- Activity -
Leaving every picture out, repeat all of the entries below exactly.

-*-

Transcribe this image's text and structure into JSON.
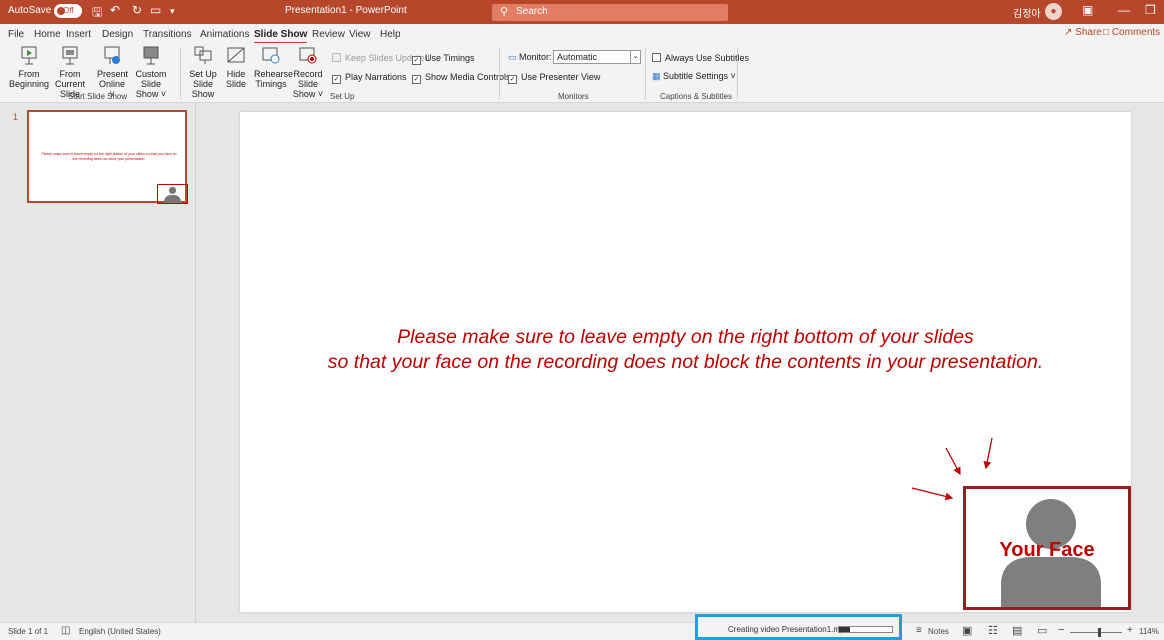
{
  "titlebar": {
    "autosave": "AutoSave",
    "autosave_state": "Off",
    "doc_title": "Presentation1 - PowerPoint",
    "search_placeholder": "Search",
    "user_name": "김정아"
  },
  "menu": {
    "tabs": [
      "File",
      "Home",
      "Insert",
      "Design",
      "Transitions",
      "Animations",
      "Slide Show",
      "Review",
      "View",
      "Help"
    ],
    "active": "Slide Show",
    "share": "Share",
    "comments": "Comments"
  },
  "ribbon": {
    "start_slide_show": {
      "label": "Start Slide Show",
      "from_beginning": [
        "From",
        "Beginning"
      ],
      "from_current": [
        "From",
        "Current Slide"
      ],
      "present_online": [
        "Present",
        "Online ˅"
      ],
      "custom_slide_show": [
        "Custom Slide",
        "Show ˅"
      ]
    },
    "set_up": {
      "label": "Set Up",
      "set_up_slide_show": [
        "Set Up",
        "Slide Show"
      ],
      "hide_slide": [
        "Hide",
        "Slide"
      ],
      "rehearse_timings": [
        "Rehearse",
        "Timings"
      ],
      "record_slide_show": [
        "Record Slide",
        "Show ˅"
      ],
      "keep_slides_updated": "Keep Slides Updated",
      "play_narrations": "Play Narrations",
      "use_timings": "Use Timings",
      "show_media_controls": "Show Media Controls"
    },
    "monitors": {
      "label": "Monitors",
      "monitor_label": "Monitor:",
      "monitor_value": "Automatic",
      "use_presenter_view": "Use Presenter View"
    },
    "captions": {
      "label": "Captions & Subtitles",
      "always_use_subtitles": "Always Use Subtitles",
      "subtitle_settings": "Subtitle Settings ˅"
    }
  },
  "thumbnails": {
    "number": "1",
    "text": "Please make sure to leave empty on the right bottom of your slides so that your face on the recording does not block your presentation."
  },
  "slide": {
    "line1": "Please make sure to leave empty on the right bottom of your slides",
    "line2": "so that your face on the recording does not block the contents in your presentation.",
    "face_label": "Your Face"
  },
  "status": {
    "slide_count": "Slide 1 of 1",
    "language": "English (United States)",
    "creating_video": "Creating video Presentation1.mp4",
    "progress": 0.2,
    "notes": "Notes",
    "zoom": "114%"
  },
  "colors": {
    "accent": "#b7472a",
    "slide_text": "#c00000",
    "face_border": "#9b1c1c",
    "highlight_frame": "#1aa0e6"
  }
}
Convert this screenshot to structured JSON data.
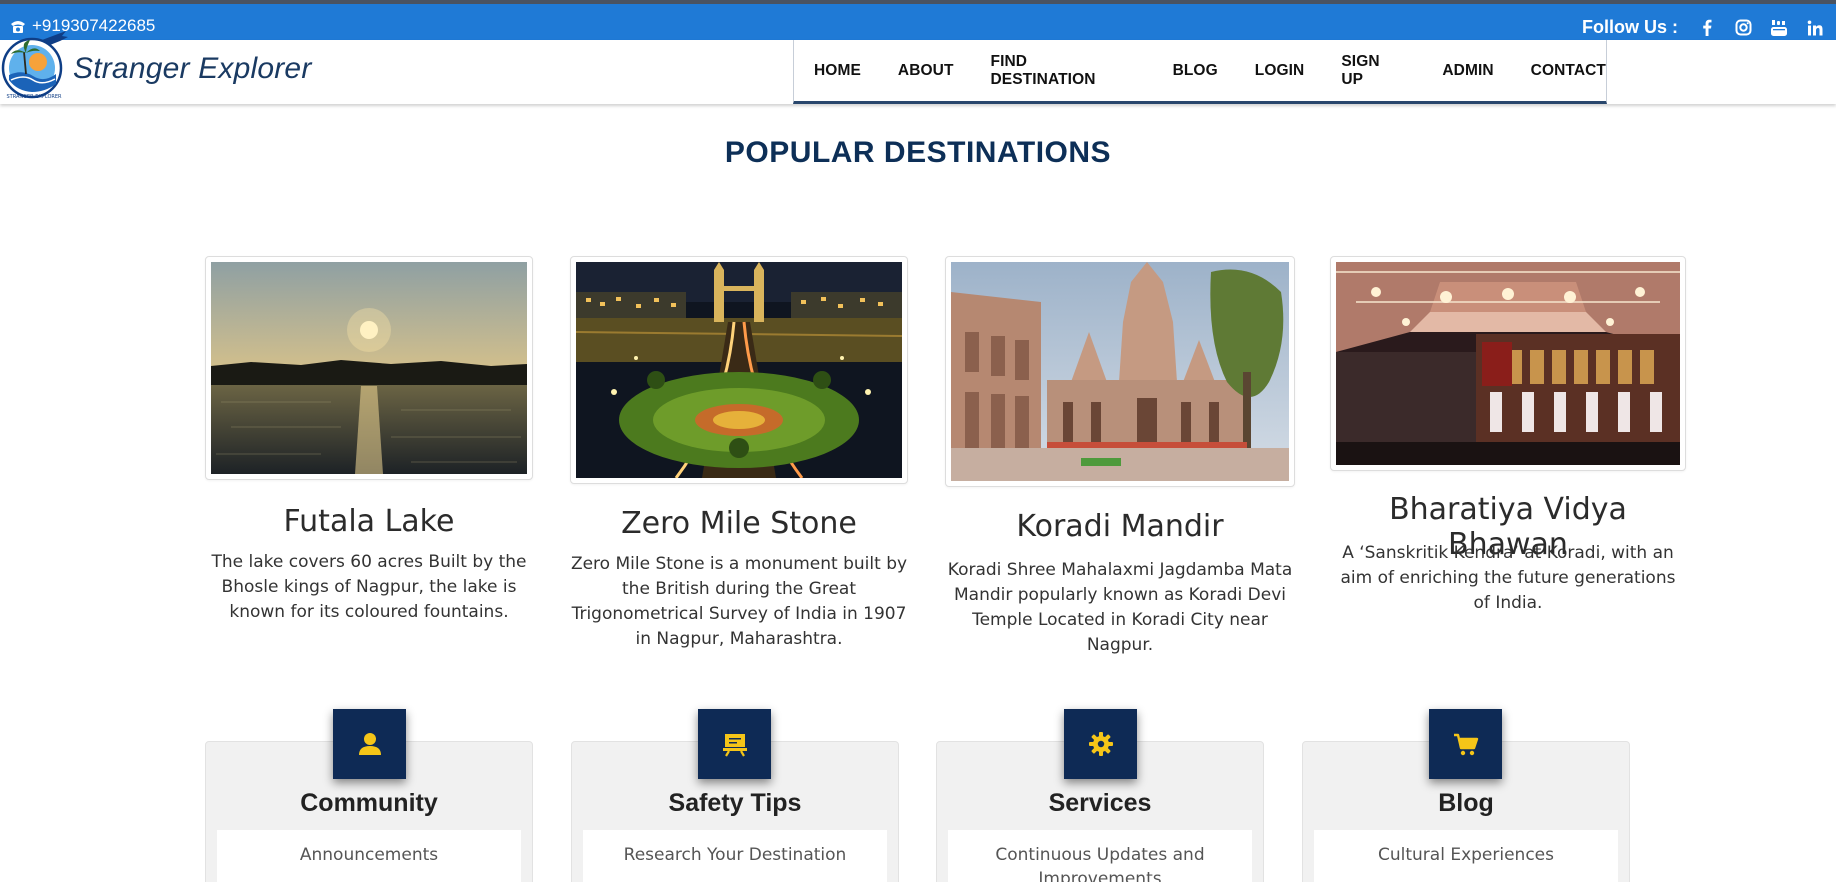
{
  "topbar": {
    "phone": "+919307422685",
    "follow_label": "Follow Us :",
    "social": [
      "facebook-icon",
      "instagram-icon",
      "youtube-icon",
      "linkedin-icon"
    ]
  },
  "brand": {
    "name": "Stranger Explorer",
    "logo_caption": "STRANGER EXPLORER"
  },
  "nav": {
    "items": [
      "HOME",
      "ABOUT",
      "FIND DESTINATION",
      "BLOG",
      "LOGIN",
      "SIGN UP",
      "ADMIN",
      "CONTACT"
    ]
  },
  "popular": {
    "title": "POPULAR DESTINATIONS",
    "items": [
      {
        "name": "Futala Lake",
        "desc": "The lake covers 60 acres Built by the Bhosle kings of Nagpur, the lake is known for its coloured fountains."
      },
      {
        "name": "Zero Mile Stone",
        "desc": "Zero Mile Stone is a monument built by the British during the Great Trigonometrical Survey of India in 1907 in Nagpur, Maharashtra."
      },
      {
        "name": "Koradi Mandir",
        "desc": "Koradi Shree Mahalaxmi Jagdamba Mata Mandir popularly known as Koradi Devi Temple Located in Koradi City near Nagpur."
      },
      {
        "name": "Bharatiya Vidya Bhawan",
        "desc": "A ‘Sanskritik Kendra’ at Koradi, with an aim of enriching the future generations of India."
      }
    ]
  },
  "features": [
    {
      "title": "Community",
      "text": "Announcements",
      "icon": "user-icon"
    },
    {
      "title": "Safety Tips",
      "text": "Research Your Destination",
      "icon": "presentation-icon"
    },
    {
      "title": "Services",
      "text": "Continuous Updates and Improvements",
      "icon": "gear-icon"
    },
    {
      "title": "Blog",
      "text": "Cultural Experiences",
      "icon": "cart-icon"
    }
  ],
  "colors": {
    "topbar": "#1f7ad6",
    "navy": "#0e2a55",
    "title": "#0d2f57",
    "icon_accent": "#f5c518"
  }
}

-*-

- Completed task -
Transcribe this image's text and structure into JSON.
{
  "titlebar": {
    "autosave": "AutoSave",
    "autosave_state": "Off",
    "doc_title": "Presentation1 - PowerPoint",
    "search_placeholder": "Search",
    "user_name": "김정아"
  },
  "menu": {
    "tabs": [
      "File",
      "Home",
      "Insert",
      "Design",
      "Transitions",
      "Animations",
      "Slide Show",
      "Review",
      "View",
      "Help"
    ],
    "active": "Slide Show",
    "share": "Share",
    "comments": "Comments"
  },
  "ribbon": {
    "start_slide_show": {
      "label": "Start Slide Show",
      "from_beginning": [
        "From",
        "Beginning"
      ],
      "from_current": [
        "From",
        "Current Slide"
      ],
      "present_online": [
        "Present",
        "Online ˅"
      ],
      "custom_slide_show": [
        "Custom Slide",
        "Show ˅"
      ]
    },
    "set_up": {
      "label": "Set Up",
      "set_up_slide_show": [
        "Set Up",
        "Slide Show"
      ],
      "hide_slide": [
        "Hide",
        "Slide"
      ],
      "rehearse_timings": [
        "Rehearse",
        "Timings"
      ],
      "record_slide_show": [
        "Record Slide",
        "Show ˅"
      ],
      "keep_slides_updated": "Keep Slides Updated",
      "play_narrations": "Play Narrations",
      "use_timings": "Use Timings",
      "show_media_controls": "Show Media Controls"
    },
    "monitors": {
      "label": "Monitors",
      "monitor_label": "Monitor:",
      "monitor_value": "Automatic",
      "use_presenter_view": "Use Presenter View"
    },
    "captions": {
      "label": "Captions & Subtitles",
      "always_use_subtitles": "Always Use Subtitles",
      "subtitle_settings": "Subtitle Settings ˅"
    }
  },
  "thumbnails": {
    "number": "1",
    "text": "Please make sure to leave empty on the right bottom of your slides so that your face on the recording does not block your presentation."
  },
  "slide": {
    "line1": "Please make sure to leave empty on the right bottom of your slides",
    "line2": "so that your face on the recording does not block the contents in your presentation.",
    "face_label": "Your Face"
  },
  "status": {
    "slide_count": "Slide 1 of 1",
    "language": "English (United States)",
    "creating_video": "Creating video Presentation1.mp4",
    "progress": 0.2,
    "notes": "Notes",
    "zoom": "114%"
  },
  "colors": {
    "accent": "#b7472a",
    "slide_text": "#c00000",
    "face_border": "#9b1c1c",
    "highlight_frame": "#1aa0e6"
  }
}
Convert this screenshot to structured JSON data.
{
  "topbar": {
    "phone": "+919307422685",
    "follow_label": "Follow Us :",
    "social": [
      "facebook-icon",
      "instagram-icon",
      "youtube-icon",
      "linkedin-icon"
    ]
  },
  "brand": {
    "name": "Stranger Explorer",
    "logo_caption": "STRANGER EXPLORER"
  },
  "nav": {
    "items": [
      "HOME",
      "ABOUT",
      "FIND DESTINATION",
      "BLOG",
      "LOGIN",
      "SIGN UP",
      "ADMIN",
      "CONTACT"
    ]
  },
  "popular": {
    "title": "POPULAR DESTINATIONS",
    "items": [
      {
        "name": "Futala Lake",
        "desc": "The lake covers 60 acres Built by the Bhosle kings of Nagpur, the lake is known for its coloured fountains."
      },
      {
        "name": "Zero Mile Stone",
        "desc": "Zero Mile Stone is a monument built by the British during the Great Trigonometrical Survey of India in 1907 in Nagpur, Maharashtra."
      },
      {
        "name": "Koradi Mandir",
        "desc": "Koradi Shree Mahalaxmi Jagdamba Mata Mandir popularly known as Koradi Devi Temple Located in Koradi City near Nagpur."
      },
      {
        "name": "Bharatiya Vidya Bhawan",
        "desc": "A ‘Sanskritik Kendra’ at Koradi, with an aim of enriching the future generations of India."
      }
    ]
  },
  "features": [
    {
      "title": "Community",
      "text": "Announcements",
      "icon": "user-icon"
    },
    {
      "title": "Safety Tips",
      "text": "Research Your Destination",
      "icon": "presentation-icon"
    },
    {
      "title": "Services",
      "text": "Continuous Updates and Improvements",
      "icon": "gear-icon"
    },
    {
      "title": "Blog",
      "text": "Cultural Experiences",
      "icon": "cart-icon"
    }
  ],
  "colors": {
    "topbar": "#1f7ad6",
    "navy": "#0e2a55",
    "title": "#0d2f57",
    "icon_accent": "#f5c518"
  }
}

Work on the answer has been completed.